A young woman banned from a secluded life in a London Cult now has to cope with her inner struggles and rebuild her life in a beautiful Welsh village.
— Introduction —
“You have chosen the path of darkness”, is what Tegan is told at the beginning of this novel and we sense the terrible fate awaiting her. Tegan is a 27-year-old woman living in the Last Week Community in a secluded building in London. The members of the Community are obliged to obey their prophet Daniel, the Omniscient. Everything Daniel says is true, even if the facts tell you otherwise. According to Daniel, the only way to live is without interference from the outside world, doing vigil to repent and stay pure. Those that do will be able to enter heaven on the Day of Judgment. Those who do not will be lost from salvation: those await seas of fire in the Domain of the Beast.
— Storyline —
Tegan’s mother Sarah used to be a warm and friendly creature who loved to sing. She named her daughter Tegan, Welsh for the loved and cherished one. Nowadays Sarah is a vigilant member of the Community. Tegan is known to sin against the Community’s rules on many occasions but this time she has gone too far: in an act of utter defiance she has visited a London library (strictly forbidden) and shared a coffee with a male stranger. This is the last straw for Daniel and therefore he decides to punish her with expulsion from the Community. From now on, Tegan will be dead to the people in the Community, among which her parents and the people she grew up with. Tegan has no idea where to go but just before she leaves, her mother secretly slips her an address of her sister Hannah who lives with her husband Ellis near the Welsh village Ty Fynnon in the heart of the Cambrian Mountains.

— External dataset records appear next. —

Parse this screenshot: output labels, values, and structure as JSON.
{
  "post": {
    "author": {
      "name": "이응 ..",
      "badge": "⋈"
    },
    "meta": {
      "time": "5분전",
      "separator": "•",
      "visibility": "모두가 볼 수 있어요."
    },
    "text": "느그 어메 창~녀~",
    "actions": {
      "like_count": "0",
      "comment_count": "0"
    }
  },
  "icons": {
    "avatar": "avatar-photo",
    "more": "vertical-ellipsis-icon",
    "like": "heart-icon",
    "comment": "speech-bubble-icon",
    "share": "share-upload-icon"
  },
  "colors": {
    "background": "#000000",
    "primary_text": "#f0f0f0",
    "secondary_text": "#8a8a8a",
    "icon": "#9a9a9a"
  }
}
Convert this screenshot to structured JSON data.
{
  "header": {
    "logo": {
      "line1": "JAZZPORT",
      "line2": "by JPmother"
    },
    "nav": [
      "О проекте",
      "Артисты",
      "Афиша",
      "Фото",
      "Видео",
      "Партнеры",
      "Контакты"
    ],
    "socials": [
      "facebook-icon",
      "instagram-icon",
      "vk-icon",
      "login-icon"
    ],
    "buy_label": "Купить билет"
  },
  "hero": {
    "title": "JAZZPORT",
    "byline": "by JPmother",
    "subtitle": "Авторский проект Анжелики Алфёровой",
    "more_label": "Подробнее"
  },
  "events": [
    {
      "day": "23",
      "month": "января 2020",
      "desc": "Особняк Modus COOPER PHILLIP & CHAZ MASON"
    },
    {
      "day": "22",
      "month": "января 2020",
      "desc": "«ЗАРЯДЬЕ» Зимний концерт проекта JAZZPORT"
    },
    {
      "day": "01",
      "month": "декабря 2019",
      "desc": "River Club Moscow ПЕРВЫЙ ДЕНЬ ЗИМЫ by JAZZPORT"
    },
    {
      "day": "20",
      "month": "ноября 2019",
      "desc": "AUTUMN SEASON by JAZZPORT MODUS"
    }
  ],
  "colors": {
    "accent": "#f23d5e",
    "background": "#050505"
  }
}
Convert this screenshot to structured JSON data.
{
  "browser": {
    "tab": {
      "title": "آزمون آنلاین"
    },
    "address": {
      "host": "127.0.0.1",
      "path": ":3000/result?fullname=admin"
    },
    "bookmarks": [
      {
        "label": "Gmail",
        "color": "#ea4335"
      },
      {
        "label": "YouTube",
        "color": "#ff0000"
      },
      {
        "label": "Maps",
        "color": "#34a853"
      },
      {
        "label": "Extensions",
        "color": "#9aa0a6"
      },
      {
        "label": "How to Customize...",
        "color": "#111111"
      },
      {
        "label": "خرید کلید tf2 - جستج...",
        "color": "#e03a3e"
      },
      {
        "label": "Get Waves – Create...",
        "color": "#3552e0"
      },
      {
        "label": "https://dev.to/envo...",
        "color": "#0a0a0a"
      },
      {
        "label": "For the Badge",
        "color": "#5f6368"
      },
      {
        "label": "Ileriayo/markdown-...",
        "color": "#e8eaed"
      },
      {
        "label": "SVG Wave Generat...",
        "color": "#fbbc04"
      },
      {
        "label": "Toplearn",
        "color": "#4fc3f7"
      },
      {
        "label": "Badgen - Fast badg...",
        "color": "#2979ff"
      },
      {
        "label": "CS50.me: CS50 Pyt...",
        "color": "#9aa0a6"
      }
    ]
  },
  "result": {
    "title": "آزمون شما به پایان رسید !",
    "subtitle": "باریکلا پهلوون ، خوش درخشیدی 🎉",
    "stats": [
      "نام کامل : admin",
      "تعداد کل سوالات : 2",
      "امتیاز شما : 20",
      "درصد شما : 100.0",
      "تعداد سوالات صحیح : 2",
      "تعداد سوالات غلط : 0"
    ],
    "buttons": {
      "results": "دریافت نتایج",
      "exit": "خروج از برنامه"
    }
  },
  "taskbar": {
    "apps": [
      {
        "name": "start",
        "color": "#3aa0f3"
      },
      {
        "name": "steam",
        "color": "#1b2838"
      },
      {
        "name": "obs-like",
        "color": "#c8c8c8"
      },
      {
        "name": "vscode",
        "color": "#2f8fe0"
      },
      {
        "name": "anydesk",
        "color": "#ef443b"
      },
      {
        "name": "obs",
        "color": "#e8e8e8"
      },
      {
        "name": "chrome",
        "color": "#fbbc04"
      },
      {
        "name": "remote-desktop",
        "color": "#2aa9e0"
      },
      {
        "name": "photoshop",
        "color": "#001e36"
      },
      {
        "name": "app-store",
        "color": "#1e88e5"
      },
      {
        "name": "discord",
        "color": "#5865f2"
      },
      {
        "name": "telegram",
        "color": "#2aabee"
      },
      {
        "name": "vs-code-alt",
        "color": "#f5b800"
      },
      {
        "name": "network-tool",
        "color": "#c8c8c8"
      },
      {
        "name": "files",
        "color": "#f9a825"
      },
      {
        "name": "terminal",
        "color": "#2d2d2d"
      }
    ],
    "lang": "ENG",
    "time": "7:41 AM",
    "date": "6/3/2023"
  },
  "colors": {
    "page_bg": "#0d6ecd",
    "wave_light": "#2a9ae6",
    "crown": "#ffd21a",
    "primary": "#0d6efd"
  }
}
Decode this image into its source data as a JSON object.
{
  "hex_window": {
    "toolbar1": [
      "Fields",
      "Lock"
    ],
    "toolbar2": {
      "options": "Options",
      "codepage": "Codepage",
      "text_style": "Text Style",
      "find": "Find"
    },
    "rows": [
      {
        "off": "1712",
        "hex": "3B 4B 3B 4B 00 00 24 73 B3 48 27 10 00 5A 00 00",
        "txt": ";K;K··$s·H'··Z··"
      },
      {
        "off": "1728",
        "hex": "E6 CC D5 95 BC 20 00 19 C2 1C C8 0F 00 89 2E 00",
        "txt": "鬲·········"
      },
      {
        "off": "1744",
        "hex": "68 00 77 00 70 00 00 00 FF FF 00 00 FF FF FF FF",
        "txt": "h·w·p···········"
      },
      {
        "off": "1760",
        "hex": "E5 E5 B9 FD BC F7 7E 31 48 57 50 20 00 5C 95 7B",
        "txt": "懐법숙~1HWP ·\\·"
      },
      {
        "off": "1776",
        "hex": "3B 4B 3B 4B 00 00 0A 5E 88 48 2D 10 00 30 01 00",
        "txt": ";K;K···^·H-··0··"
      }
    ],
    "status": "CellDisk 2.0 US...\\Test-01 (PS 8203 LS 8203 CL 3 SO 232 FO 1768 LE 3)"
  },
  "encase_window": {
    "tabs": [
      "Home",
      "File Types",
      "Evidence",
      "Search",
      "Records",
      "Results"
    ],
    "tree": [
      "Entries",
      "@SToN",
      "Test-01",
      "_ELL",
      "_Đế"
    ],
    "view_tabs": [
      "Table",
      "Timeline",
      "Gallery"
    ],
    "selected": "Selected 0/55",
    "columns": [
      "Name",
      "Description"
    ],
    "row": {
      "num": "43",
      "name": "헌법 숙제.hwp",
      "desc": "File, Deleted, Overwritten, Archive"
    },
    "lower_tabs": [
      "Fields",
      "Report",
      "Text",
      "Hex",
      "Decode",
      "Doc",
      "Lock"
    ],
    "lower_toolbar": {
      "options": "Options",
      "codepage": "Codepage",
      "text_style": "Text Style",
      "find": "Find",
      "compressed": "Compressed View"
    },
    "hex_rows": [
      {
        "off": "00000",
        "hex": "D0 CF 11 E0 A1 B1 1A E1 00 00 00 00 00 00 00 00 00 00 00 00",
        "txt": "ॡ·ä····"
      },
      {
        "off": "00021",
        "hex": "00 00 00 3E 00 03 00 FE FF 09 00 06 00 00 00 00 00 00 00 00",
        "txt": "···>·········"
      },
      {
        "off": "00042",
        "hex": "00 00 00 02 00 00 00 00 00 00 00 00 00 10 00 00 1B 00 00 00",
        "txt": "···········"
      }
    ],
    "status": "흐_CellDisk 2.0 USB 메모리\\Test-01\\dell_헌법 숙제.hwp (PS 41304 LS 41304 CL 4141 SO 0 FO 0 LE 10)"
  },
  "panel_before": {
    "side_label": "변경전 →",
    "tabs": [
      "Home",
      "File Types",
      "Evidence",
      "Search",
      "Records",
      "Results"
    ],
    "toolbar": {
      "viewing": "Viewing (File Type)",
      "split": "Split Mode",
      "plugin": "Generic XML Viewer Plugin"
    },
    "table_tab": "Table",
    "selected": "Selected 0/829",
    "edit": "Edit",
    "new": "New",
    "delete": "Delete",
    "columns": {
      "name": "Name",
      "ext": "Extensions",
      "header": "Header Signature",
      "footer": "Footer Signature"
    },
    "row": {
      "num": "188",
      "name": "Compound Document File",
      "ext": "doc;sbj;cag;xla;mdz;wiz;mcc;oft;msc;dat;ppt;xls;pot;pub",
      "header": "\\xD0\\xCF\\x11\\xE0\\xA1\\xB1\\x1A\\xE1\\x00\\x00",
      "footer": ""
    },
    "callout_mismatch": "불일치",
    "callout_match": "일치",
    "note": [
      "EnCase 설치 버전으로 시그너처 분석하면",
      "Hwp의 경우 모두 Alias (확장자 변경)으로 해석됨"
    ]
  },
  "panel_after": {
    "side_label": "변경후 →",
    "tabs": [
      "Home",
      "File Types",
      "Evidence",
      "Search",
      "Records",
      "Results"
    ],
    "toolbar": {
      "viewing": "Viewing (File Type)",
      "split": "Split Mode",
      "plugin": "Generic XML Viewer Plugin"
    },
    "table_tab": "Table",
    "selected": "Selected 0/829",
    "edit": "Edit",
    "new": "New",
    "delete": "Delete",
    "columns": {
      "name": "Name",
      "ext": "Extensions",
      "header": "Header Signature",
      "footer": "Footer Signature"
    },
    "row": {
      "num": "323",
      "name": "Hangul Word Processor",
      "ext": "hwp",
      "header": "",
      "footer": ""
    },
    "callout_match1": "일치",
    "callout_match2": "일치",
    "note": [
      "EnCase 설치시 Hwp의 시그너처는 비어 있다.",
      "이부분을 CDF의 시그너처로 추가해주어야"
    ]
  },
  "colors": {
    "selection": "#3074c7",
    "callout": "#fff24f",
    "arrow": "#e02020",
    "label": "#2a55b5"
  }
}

Will Tegan cope and will she be able to hold herself in the close Welsh society where everyone knows each other and no secrets can be kept hidden? Why does Hannah get irritated with her and why keeps Tegan judging the villagers, without being able to connect to them? Maybe Daniel’s guidelines and teachings are so deeply imprinted that Tegan never will be free. It would take an enormous amount of courage and perseverance to ever be able to reinvent herself and learn to live with the fears inside her that from time to time seem to come out in the open. Most of the villagers try to be friendly, like Hannah and her daughter Cerys. Cerys is a constant disappointment to her elegant mother, being the complete opposite. Cerys tries to reach out to Tegan and show the village that behind Tegan’s display of awkward behaviour is a woman with a kind and shy character, eager to live a life without fear or pain. Will they ever open their hearts for her?
— My Thoughts —
In Mary Grand’s intriguing debut novel we follow Tegan on her path through life and her forced move from London to a Welsh country village. The novel contains past secrets and love but also betrayal, blackmail and disillusion. Mary Grand cunningly takes us by the hand and shows us Tegan’s inner struggles against a background of sloping hills where the majestic red kites nest, the dark woodland and the meadows full of colourful Welsh poppy flowers. On almost every page we feel Mary Grand’s love for her Welsh roots sipping through, that seemingly rough and yet stunning little piece of heaven called Wales. That is why ‘Free to be Tegan’ is not only a fascinating psychological novel, it is also a heartwarming love story dedicated to Wales. It comes as no surprise that this book is the first in what is to be a series of novels set in the beautiful Welsh countryside, the land between the smashing green hills and the dazzling blue sea.
— About the Author —
Mary Grand is born in Cardiff and has always retained a deep love for her Welsh roots. She worked as a nursery teacher in London and later taught deaf children in Croydon and Hastings. Now she is living on the beautiful Isle of Wight with her husband and cocker spaniel Pepper. Her two grown up children have already left the family home. ‘Free to Be Tegan’ is the author’s debut novel. The second ‘Hidden Chapters’ (my review) is set on the spectacular Gower Peninsula. Mary Grand has also published two books of short stories ‘Catching the Light’ and ‘Making Changes’.
You find the books on the author’s Amazon page.
— Book Info —
|Publisher||CreateSpace Independent Publishing Platform (5 Mar. 2015)|